AMLO has seen some improvement in Mexico and of his own image through his travels. He tours the countryside, utilizing the presidency as a Mexican “bully pulpit,” speaking to the poor, showing up at small towns, eating at local taco stands; so did famous, beloved by the poor, President Lázaro Cárdenas in the 1930s, as he attempted to “nationalize” Mexico after the terrible violence of the Revolution.

AMLO’s broader goal is to try to change the very image of government, to “make sure political power will not be used against the people.” He is “left wing” on distributive issues but “conservative on social issues” (Federico Estévez, 30 June 19, The Guardian). In pursuing these goals and using these tactics, he has incurred the wrath of much of the media—he can be quite rude to any publication, such as La Reforma, that might attack him; therein lies at least one similarity with Trump, but for entirely different reasons; AMLO is, to an extent, a real populist—for the underdog–Trump only a pretend populist, perhaps more a “Fi-fi?,” arrogant, cavorting and consorting with the super-rich.

Our two countries—Mexico and the U.S.–are still inextricably intertwined. Perhaps the glasses mentioned above are not two different glasses, but the same glass, certainly interconnected? The “peso plunged when Trump threatened ‘tariffs’ against Mexico” (Dayna Reyes, Bloomberg, 31 May 19, cited in Rio Grande Guardian). He relented, but effects of the threats keep business and people on edge. Here on the border with Mexico, we lament, as we see more immediately, the slowing of trade, the unnecessary anxiety created as a result of Trump’s rhetoric.

Fortunately, we have good neighbors. Mayor Maki Ortiz of Reynosa, cautions “Let’s Stay Calm” (Steve Taylor, Rio Grande Guardian, 12 Dec 18). She is a member of the PAN, a right-of-center party, but joins many officials across Mexico, of all parties, who look to “sink or swim” together with their fellow citizens. She has hope for AMLO’s Border Development Plan; she knows it will help first, and most, her sister city of Matamoros, which is governed by MORENA, AMLO’s party.

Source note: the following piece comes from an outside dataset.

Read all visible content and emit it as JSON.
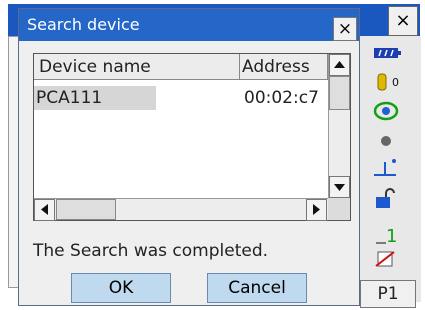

But Ortiz is confident the very geo-political nature of Reynosa’s location, so near McAllen and the rest of the Valley of south Texas will assure its consideration by the central government. She almost—but not quite—sees AMLO, as does Economics Professor, Kevin Peck, South Texas College, McAllen, as “Mexico’s Last Best Hope” (Blanca Gómez, Rio Grande Guardian, 13 Nov 18). She knows the U.S.-Mexican border is the longest border in the world between a developed and a developing country. She knows Mexico is the U.S.’s second largest export partner and third in total world trade. That is, the business of Mexico is business.

Her Honor, the Mayor, also knows U.S. tourism is Mexico’s third major source of revenue. She knows how both countries depend on each other. She agrees with AMLO; both realize inequality within Mexico must be reduced, as must inequality between the U.S. and Mexico. Can the U.S. glass be full for long, if the Mexican glass is evaporating? We can see, clearly, the pernicious effects—on our nation’s reputation and our individual well-being–of jingoism and racism. We can, we must, learn from Mexico, as she struggles economically and develops democratically.

Editor’s Note: The main image accompanying the above guest column shows México President Andrés Manuel López Obrador. (Photo courtesy of Cuartoscuro)